     Note that the lead concentration in the solution in example #2 could also be given in percent: recall that a 1% solution (w/v) = 1 gram per 100 ml = 10 grams per liter = 10,000 milligrams per liter.  A 0.1% solution = 1000 mg/l; 0.01% = 100mg/l; 0.001% = 10mg/l; 0.0001% = 1mg/l = 1ppm.  If a solution contains 2 mg lead per liter (2ppm), that is 2/10,000 of a 1% solution = .0002%.  Usually it is to avoid the inconvenience of such calculations and the writing down of all the decimal places that concentrations are specified in "ppm".



     Obtain the bottle of sodium chloride (Fisher Scientific) from the chemicals cabinet.  Look at the "Certificate of Actual Lot Analysis" on the label, which is a list showing concentrations of contaminants.  Note the concentrations of "heavy metals (as Pb)", "iron", and "phosphate" in ppm.  What is the concentration of "phosphate" in (a) mg per liter, and (b) percent by weight?





     In solutions used in biomedical research, concentrations of certain biochemicals are frequently given in "units of activity" per ml, rather than in % or Molarity.  This is made possible by defining "one unit" of the biochemical as that amount which produces a specified level of a specific effect on a particular reaction or system under specified conditions.  The "units of activity" are thus standardized.


EXAMPLE: Heparin is an anti-clotting agent used routinely in research on blood, and employed therapeutically in hospitals.  Heparin is a powdery material that could be sold by weight, but because heparin preparations vary considerably in purity, the truly important factor for the user/purchaser is the anti-clotting ability of the material.  The precise definition of one "unit" of heparin is too complex to describe here, but in general it is defined as that amount which will block a certain level of clotting activity under specified conditions.

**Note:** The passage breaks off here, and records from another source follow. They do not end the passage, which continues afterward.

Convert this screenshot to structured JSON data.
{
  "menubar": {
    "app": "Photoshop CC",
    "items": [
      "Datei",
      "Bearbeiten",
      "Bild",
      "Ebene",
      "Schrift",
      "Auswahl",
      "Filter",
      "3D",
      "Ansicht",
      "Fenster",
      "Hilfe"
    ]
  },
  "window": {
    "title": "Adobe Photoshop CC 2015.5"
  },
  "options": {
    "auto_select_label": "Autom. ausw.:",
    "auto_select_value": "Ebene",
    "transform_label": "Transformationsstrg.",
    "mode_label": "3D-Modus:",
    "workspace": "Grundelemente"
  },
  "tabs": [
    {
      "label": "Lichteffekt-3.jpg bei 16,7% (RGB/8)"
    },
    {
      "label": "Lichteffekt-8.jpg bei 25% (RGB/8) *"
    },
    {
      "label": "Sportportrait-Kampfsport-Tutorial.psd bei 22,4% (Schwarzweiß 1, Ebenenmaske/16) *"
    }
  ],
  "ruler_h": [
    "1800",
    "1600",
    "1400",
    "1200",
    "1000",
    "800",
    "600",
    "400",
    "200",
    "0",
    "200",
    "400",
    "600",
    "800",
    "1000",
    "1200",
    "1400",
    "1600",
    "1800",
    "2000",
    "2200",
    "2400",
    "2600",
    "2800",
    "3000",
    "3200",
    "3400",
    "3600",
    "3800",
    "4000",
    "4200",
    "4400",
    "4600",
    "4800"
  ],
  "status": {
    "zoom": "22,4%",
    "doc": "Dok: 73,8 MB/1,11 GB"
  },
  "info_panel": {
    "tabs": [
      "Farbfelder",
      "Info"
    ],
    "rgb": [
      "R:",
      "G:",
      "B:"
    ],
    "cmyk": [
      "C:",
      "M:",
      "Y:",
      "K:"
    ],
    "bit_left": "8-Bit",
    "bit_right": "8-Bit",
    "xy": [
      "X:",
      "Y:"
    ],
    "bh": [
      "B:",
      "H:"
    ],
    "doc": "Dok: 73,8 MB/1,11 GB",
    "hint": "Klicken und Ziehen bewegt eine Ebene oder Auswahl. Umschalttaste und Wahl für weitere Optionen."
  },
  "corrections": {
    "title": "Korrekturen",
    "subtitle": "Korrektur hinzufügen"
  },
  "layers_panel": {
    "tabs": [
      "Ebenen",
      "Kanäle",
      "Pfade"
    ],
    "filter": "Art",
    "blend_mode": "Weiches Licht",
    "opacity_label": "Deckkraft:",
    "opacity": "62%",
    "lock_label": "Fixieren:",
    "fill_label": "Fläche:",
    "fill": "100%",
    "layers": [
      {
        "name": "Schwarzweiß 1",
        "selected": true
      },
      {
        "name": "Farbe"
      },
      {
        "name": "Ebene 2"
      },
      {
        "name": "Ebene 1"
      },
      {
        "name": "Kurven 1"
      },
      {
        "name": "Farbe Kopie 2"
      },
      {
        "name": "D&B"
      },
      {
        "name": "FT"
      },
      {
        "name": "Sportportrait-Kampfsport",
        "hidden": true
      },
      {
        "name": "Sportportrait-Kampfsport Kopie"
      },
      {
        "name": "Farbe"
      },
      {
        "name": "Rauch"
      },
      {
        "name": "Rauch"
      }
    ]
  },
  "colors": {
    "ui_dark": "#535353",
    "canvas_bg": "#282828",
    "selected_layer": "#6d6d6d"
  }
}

     A bottle of heparin containing dry powder reads:  100,000 units.  Using all 100,000 units at one time, how would one prepare a stock solution (in water) having a heparin concentration of 2000 units per ml (written as 2,000U/ml)?  If the 100,000 units were dissolved in a total volume of 100 ml, there would be 100,000 units/100 ml, = 1000 U/ml.  For double this final concentration (2000 U/ml), we must use half the volume, i.e., dissolve the 100,000 units in 50 ml total volume = 100,000 U/50 ml = 2000 U/ml.

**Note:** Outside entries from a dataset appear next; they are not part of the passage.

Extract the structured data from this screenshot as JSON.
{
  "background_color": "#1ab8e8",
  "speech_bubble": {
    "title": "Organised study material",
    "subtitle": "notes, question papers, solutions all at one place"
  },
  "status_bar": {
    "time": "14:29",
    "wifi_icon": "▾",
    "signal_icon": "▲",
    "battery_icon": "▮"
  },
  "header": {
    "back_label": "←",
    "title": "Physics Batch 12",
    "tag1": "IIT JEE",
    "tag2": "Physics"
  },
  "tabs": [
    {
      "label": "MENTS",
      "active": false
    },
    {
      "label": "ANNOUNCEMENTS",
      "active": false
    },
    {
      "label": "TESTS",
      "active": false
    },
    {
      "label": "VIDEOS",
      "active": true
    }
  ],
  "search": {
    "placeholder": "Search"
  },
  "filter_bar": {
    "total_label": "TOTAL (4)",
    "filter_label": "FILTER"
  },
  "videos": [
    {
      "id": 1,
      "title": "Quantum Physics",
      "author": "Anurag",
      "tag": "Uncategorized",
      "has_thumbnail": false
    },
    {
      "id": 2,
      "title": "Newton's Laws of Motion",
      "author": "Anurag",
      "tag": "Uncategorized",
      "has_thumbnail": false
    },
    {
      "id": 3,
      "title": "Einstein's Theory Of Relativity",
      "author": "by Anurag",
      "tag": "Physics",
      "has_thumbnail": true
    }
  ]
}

EXAMPLE: Penicillin and streptomycin are anti-bacterial agents (antibiotics) frequently used in cell culture media to prevent growth of contaminating bacteria.  Both are purchased in "units" defined by their bacteria killing potency. 


EXAMPLE: Trypsin is one of the enzymes in the "protease" family of enzymes.  Proteases are enzymes that hydrolyze (break down) other proteins at specific structural sites, or other molecules that have a structure similar to these sites on proteins.  The molecules upon which any enzyme works are known as the "substrate" molecules for that enzyme.  In the case of trypsin (and enzymes in general), units of activity are defined in terms of the amount of substrate acted upon per unit time under specified conditions of pH, temperature, etc.